[RECORDED INFORMATION — start]

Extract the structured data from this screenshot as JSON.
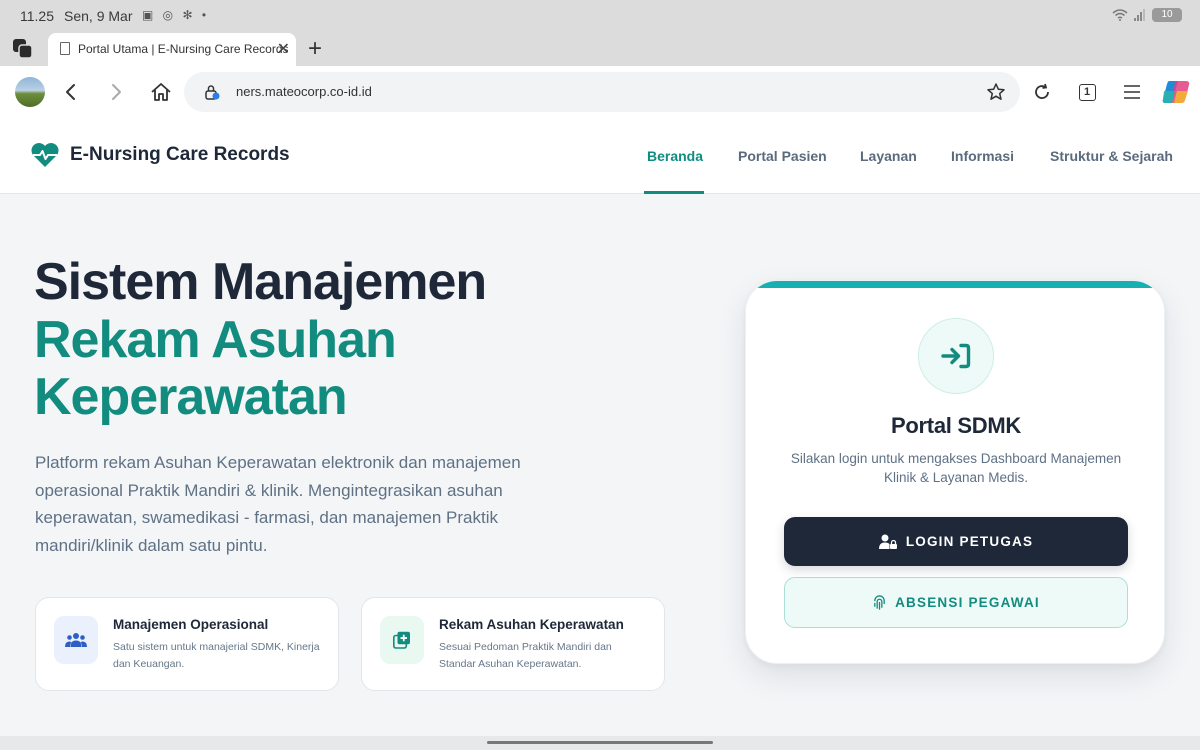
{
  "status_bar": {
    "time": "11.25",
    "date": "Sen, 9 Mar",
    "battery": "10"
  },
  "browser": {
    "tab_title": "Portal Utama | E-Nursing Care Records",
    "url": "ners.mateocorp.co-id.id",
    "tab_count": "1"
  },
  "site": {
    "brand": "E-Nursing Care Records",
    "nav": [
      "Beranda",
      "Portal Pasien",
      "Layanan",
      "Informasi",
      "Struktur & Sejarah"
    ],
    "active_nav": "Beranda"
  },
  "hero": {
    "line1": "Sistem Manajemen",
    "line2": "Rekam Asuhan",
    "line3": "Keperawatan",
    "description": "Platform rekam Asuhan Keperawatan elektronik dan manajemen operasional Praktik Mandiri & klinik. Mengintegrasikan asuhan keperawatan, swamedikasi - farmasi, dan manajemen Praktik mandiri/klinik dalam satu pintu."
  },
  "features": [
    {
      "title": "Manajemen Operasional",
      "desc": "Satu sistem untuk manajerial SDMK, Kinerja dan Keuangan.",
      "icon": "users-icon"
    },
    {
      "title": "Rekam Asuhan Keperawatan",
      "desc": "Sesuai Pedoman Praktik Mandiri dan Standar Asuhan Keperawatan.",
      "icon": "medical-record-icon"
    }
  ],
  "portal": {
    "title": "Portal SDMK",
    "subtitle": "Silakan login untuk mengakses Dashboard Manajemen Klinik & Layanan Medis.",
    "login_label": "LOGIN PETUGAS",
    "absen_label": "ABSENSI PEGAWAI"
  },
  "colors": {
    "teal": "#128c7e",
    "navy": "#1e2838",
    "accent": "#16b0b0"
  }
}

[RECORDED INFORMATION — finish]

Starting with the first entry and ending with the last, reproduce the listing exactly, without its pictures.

Extract the structured data from this screenshot as JSON.
{
  "status_bar": {
    "time": "11.25",
    "date": "Sen, 9 Mar",
    "battery": "10"
  },
  "browser": {
    "tab_title": "Portal Utama | E-Nursing Care Records",
    "url": "ners.mateocorp.co-id.id",
    "tab_count": "1"
  },
  "site": {
    "brand": "E-Nursing Care Records",
    "nav": [
      "Beranda",
      "Portal Pasien",
      "Layanan",
      "Informasi",
      "Struktur & Sejarah"
    ],
    "active_nav": "Beranda"
  },
  "hero": {
    "line1": "Sistem Manajemen",
    "line2": "Rekam Asuhan",
    "line3": "Keperawatan",
    "description": "Platform rekam Asuhan Keperawatan elektronik dan manajemen operasional Praktik Mandiri & klinik. Mengintegrasikan asuhan keperawatan, swamedikasi - farmasi, dan manajemen Praktik mandiri/klinik dalam satu pintu."
  },
  "features": [
    {
      "title": "Manajemen Operasional",
      "desc": "Satu sistem untuk manajerial SDMK, Kinerja dan Keuangan.",
      "icon": "users-icon"
    },
    {
      "title": "Rekam Asuhan Keperawatan",
      "desc": "Sesuai Pedoman Praktik Mandiri dan Standar Asuhan Keperawatan.",
      "icon": "medical-record-icon"
    }
  ],
  "portal": {
    "title": "Portal SDMK",
    "subtitle": "Silakan login untuk mengakses Dashboard Manajemen Klinik & Layanan Medis.",
    "login_label": "LOGIN PETUGAS",
    "absen_label": "ABSENSI PEGAWAI"
  },
  "colors": {
    "teal": "#128c7e",
    "navy": "#1e2838",
    "accent": "#16b0b0"
  }
}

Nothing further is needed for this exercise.